There is nothing quite like a stint in the garden, working the soil, sowing seeds and planting out plants, to ease away the stresses of a busy week and so with Middle Mudlet in a full on teenage angst mood when she got home from school, I suggested that she change into some old clothes and go do some work on her vegetable patch……
….. or to be more accurate, fill one of the vegetable planter bags I bought from Wilko’s the other week, and plant out her tomato and cucumber plants.
As with the tomatoes I planted last weekend, she used a mix of topsoil from one of the defunct raised beds and the remaining compost from of the first of the growbags. This planting bag is wider than the potato planting bag (also from Wilko’s) she had used for her second early potatoes the other week which means that there isn’t any room for it near her vegetable bed, for two reasons: firstly she has another bag of the potatoes to plant up this week which will need to be placed beside the first one; and secondly, it would block the path through to the greenhouse, causing a trip hazard and I’m too old to be coping with cuts, scrapes and broken bones, especially if they’re my cuts, scrapes and broken bones! So the vegetable bag will be living on the concrete area outside the greenhouses BUT it will still be her responsibility.

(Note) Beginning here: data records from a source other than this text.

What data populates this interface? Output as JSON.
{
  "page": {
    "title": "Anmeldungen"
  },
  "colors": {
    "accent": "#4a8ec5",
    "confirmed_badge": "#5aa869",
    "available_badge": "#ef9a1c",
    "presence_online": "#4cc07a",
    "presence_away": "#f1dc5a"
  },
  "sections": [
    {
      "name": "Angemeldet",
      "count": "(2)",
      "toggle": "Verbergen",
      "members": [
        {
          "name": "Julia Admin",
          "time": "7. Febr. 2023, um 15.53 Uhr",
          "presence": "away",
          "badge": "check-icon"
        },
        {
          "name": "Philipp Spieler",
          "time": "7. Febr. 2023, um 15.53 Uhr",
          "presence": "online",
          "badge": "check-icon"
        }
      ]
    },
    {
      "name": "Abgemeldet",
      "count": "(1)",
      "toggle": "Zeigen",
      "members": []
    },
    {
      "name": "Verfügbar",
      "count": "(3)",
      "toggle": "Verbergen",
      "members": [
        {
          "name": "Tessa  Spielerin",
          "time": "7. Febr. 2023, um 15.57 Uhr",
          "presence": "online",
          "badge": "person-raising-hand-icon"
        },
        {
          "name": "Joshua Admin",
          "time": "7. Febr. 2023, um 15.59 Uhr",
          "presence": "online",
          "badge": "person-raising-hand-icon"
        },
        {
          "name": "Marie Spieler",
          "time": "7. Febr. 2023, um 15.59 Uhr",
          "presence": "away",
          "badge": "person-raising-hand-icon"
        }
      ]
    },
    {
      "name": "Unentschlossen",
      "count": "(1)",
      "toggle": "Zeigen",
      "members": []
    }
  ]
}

About now you might be wondering “What about the ‘straight carrot experiment’?”
Well, if you look carefully at the pictures of the vegetable bag, you will notice what appears to be two black tubes sticking about 2 inches out of the compost. These are actually the hollow plastic legs for some of the shelving I use in the greenhouses to lift the plants off the floor. They’re about 18 inches long and about 1 inch in diameter and we thought it might be fun to try and grow a carrot in each of them just to see what would happen and if it is possible to grow a perfectly straight root.

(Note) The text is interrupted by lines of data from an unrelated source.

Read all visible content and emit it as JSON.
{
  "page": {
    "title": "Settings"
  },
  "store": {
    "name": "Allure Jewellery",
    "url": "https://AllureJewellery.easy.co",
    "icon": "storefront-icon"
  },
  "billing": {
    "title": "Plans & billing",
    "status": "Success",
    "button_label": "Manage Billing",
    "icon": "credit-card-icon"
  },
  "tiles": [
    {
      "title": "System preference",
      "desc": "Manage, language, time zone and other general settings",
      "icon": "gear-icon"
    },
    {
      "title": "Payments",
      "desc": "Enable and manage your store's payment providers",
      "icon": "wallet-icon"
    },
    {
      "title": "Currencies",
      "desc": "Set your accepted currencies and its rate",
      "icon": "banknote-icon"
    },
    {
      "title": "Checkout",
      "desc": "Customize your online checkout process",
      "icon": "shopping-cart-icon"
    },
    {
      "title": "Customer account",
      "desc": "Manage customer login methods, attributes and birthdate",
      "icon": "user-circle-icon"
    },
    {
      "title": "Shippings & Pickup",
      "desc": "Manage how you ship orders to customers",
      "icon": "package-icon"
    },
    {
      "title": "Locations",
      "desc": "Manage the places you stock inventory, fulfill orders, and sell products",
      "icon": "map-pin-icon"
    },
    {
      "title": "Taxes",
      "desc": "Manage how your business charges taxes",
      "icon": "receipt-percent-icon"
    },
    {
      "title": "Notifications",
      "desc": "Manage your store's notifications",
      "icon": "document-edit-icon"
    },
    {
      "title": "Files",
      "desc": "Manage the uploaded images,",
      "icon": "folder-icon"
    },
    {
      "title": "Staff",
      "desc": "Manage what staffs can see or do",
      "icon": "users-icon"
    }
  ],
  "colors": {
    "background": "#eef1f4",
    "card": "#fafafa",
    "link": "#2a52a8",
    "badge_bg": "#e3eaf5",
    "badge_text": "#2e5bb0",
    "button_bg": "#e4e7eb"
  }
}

Middle Mudlet filled each tube with compost, watered the tube and then placed two carrot seeds in the centre of each tube before covering them with more compost. The plan is (and Gail you might want to skip this next sentence because it mentions thinning out) that she’ll grow one seedling per tube which will mean thinning out the weakest one if two appear, carefully watering and feeding as necessary until the time comes to gently unearth them ……. of course we will need to keep a careful eye on them to make sure they don’t out grow the diameter of the tubes, making them nigh on impossible to get out in one piece, because that would be a disaster!

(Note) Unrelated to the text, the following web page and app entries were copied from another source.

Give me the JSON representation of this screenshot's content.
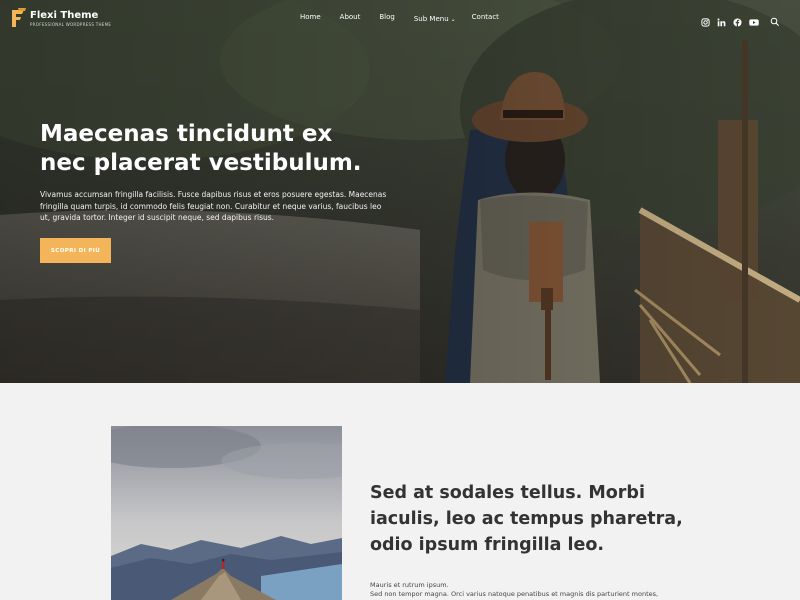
{
  "brand": {
    "name": "Flexi Theme",
    "tagline": "PROFESSIONAL WORDPRESS THEME"
  },
  "nav": {
    "items": [
      "Home",
      "About",
      "Blog",
      "Sub Menu",
      "Contact"
    ]
  },
  "social": {
    "icons": [
      "instagram-icon",
      "linkedin-icon",
      "facebook-icon",
      "youtube-icon"
    ]
  },
  "hero": {
    "title": "Maecenas tincidunt ex nec placerat vestibulum.",
    "text": "Vivamus accumsan fringilla facilisis. Fusce dapibus risus et eros posuere egestas. Maecenas fringilla quam turpis, id commodo felis feugiat non. Curabitur et neque varius, faucibus leo ut, gravida tortor. Integer id suscipit neque, sed dapibus risus.",
    "cta_label": "SCOPRI DI PIÙ"
  },
  "feature": {
    "headline": "Sed at sodales tellus. Morbi iaculis, leo ac tempus pharetra, odio ipsum fringilla leo.",
    "body_line1": "Mauris et rutrum ipsum.",
    "body_line2": "Sed non tempor magna. Orci varius natoque penatibus et magnis dis parturient montes,"
  },
  "colors": {
    "accent": "#f4b55a",
    "background": "#f2f2f2",
    "heading": "#333333"
  }
}
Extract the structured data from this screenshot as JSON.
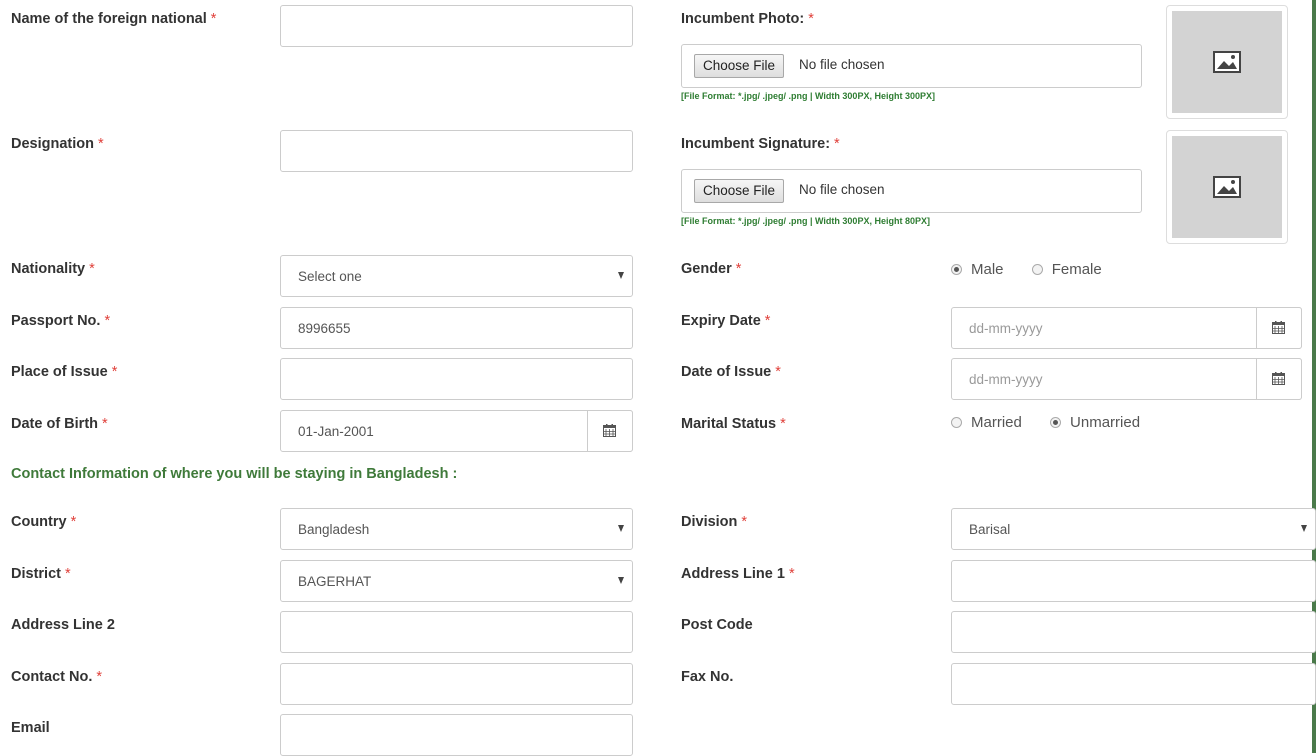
{
  "form": {
    "foreign_name": {
      "label": "Name of the foreign national",
      "req": "*",
      "value": ""
    },
    "designation": {
      "label": "Designation",
      "req": "*",
      "value": ""
    },
    "nationality": {
      "label": "Nationality",
      "req": "*",
      "value": "Select one"
    },
    "passport_no": {
      "label": "Passport No.",
      "req": "*",
      "value": "8996655"
    },
    "place_of_issue": {
      "label": "Place of Issue",
      "req": "*",
      "value": ""
    },
    "date_of_birth": {
      "label": "Date of Birth",
      "req": "*",
      "value": "01-Jan-2001"
    },
    "incumbent_photo": {
      "label": "Incumbent Photo:",
      "req": "*",
      "button": "Choose File",
      "status": "No file chosen",
      "hint": "[File Format: *.jpg/ .jpeg/ .png | Width 300PX, Height 300PX]",
      "icon": "image-placeholder-icon"
    },
    "incumbent_signature": {
      "label": "Incumbent Signature:",
      "req": "*",
      "button": "Choose File",
      "status": "No file chosen",
      "hint": "[File Format: *.jpg/ .jpeg/ .png | Width 300PX, Height 80PX]",
      "icon": "image-placeholder-icon"
    },
    "gender": {
      "label": "Gender",
      "req": "*",
      "options": [
        "Male",
        "Female"
      ],
      "selected": "Male"
    },
    "expiry_date": {
      "label": "Expiry Date",
      "req": "*",
      "placeholder": "dd-mm-yyyy"
    },
    "date_of_issue": {
      "label": "Date of Issue",
      "req": "*",
      "placeholder": "dd-mm-yyyy"
    },
    "marital_status": {
      "label": "Marital Status",
      "req": "*",
      "options": [
        "Married",
        "Unmarried"
      ],
      "selected": "Unmarried"
    }
  },
  "contact": {
    "section_title": "Contact Information of where you will be staying in Bangladesh :",
    "country": {
      "label": "Country",
      "req": "*",
      "value": "Bangladesh"
    },
    "district": {
      "label": "District",
      "req": "*",
      "value": "BAGERHAT"
    },
    "address_line_2": {
      "label": "Address Line 2",
      "value": ""
    },
    "contact_no": {
      "label": "Contact No.",
      "req": "*",
      "value": ""
    },
    "email": {
      "label": "Email",
      "value": ""
    },
    "division": {
      "label": "Division",
      "req": "*",
      "value": "Barisal"
    },
    "address_line_1": {
      "label": "Address Line 1",
      "req": "*",
      "value": ""
    },
    "post_code": {
      "label": "Post Code",
      "value": ""
    },
    "fax_no": {
      "label": "Fax No.",
      "value": ""
    }
  },
  "colors": {
    "required": "#e0403a",
    "section": "#3f7a3a",
    "hint": "#2e7d32",
    "border": "#cccccc"
  }
}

Watch this space for regular updates on the progress of ‘the straight carrot experiment’!